Cathay Pacific Airways, arguably one of the best-run airlines in the world, is unlikely to have escaped unscathed from a challenging first half for airlines and could see its net profit dip into the red, warned one analyst.
'Cathay is one of the best-managed airlines in Asia-Pacific but even so, it cannot dodge the bullets of stubbornly high jet kerosene prices and falling passenger fares,' noted a report from Credit Suisse last week.
Also likely to have weighed on the airline's bottom line, said analysts, was weak cargo demand.
The airline will unveil its interim result on Wednesday, and analysts have forecast it may barely break even and could dip into a marginal loss for the period, compared with a net profit of HK$2.8 million last year.
Credit Suisse estimated Cathay would report core earnings of HK$125 million. But after accounting for impairment provisions on aircraft sale, it could report a bottom-line loss of as much as HK$460 million.

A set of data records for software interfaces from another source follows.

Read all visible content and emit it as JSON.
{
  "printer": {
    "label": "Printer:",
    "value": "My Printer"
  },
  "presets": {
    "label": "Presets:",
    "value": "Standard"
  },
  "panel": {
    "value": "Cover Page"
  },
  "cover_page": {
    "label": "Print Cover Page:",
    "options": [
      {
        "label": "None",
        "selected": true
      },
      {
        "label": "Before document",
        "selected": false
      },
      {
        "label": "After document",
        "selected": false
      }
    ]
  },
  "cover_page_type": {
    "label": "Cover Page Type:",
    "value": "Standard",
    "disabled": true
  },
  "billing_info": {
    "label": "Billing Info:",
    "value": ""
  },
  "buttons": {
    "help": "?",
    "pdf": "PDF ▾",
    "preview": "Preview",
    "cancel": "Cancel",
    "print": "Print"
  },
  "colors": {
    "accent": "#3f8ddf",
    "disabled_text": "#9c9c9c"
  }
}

But analysts' consensus expectation was a net profit of HK$443 million, which would nonetheless be down 85 per cent from last year.
Cathay projected in May that its interim result would be disappointing in light of high oil price, sluggish cargo business and pressure on economy-class yields. Three months on, and oil prices had dropped to US$80 per barrel towards the end of June from a peak of US$110 in March. Still, averaged over the first half, they would be flat year on year.
But pressure on cargo yields has been rising. In the first half, the carrier flew 14.3 million passengers, up 8.6 per cent from a year earlier. But cargo tonnage continued to be battered by the weak global economy, down 9.8 per cent to 754,000 tonnes.
Although passenger volumes and the percentage of seats filled continued to climb, this came at the expense of yield deteriorations. The passenger yield, a measure of revenues per seat, was down in all classes in June, Cathay said last month.
The cargo sector was even worse off as there was no uptick in demand out of Hong Kong and the mainland in June. Although the fall was milder from the previous months in 2012, that was partially due to the already low bases of comparison last year.
In May, the cargo load factor, or the percentage of cargo space filled, plunged to a record low 62.3 per cent, the lowest level since 1996, a UBS report said. The losses incurred in the cargo venture with Air China also added to the carrier's woes. The joint venture is expected to have lost 500 million yuan (HK$608 million) in the first quarter as demand from Europe and the United States waned.
Cost control, meanwhile, had been a challenge, said analysts, since jet fuel prices remained high.
Cathay needs to write off nine older B747-400 aircraft, which are poised to be offloaded in the market, and the high oil price environment will make the oil-thirsty aircraft depreciate more sharply.
The first half of 2012 was expected to be the third sequential half where operating earnings fell more than 65 per cent and results were expected to be compounded below the line, Credit Suisse said.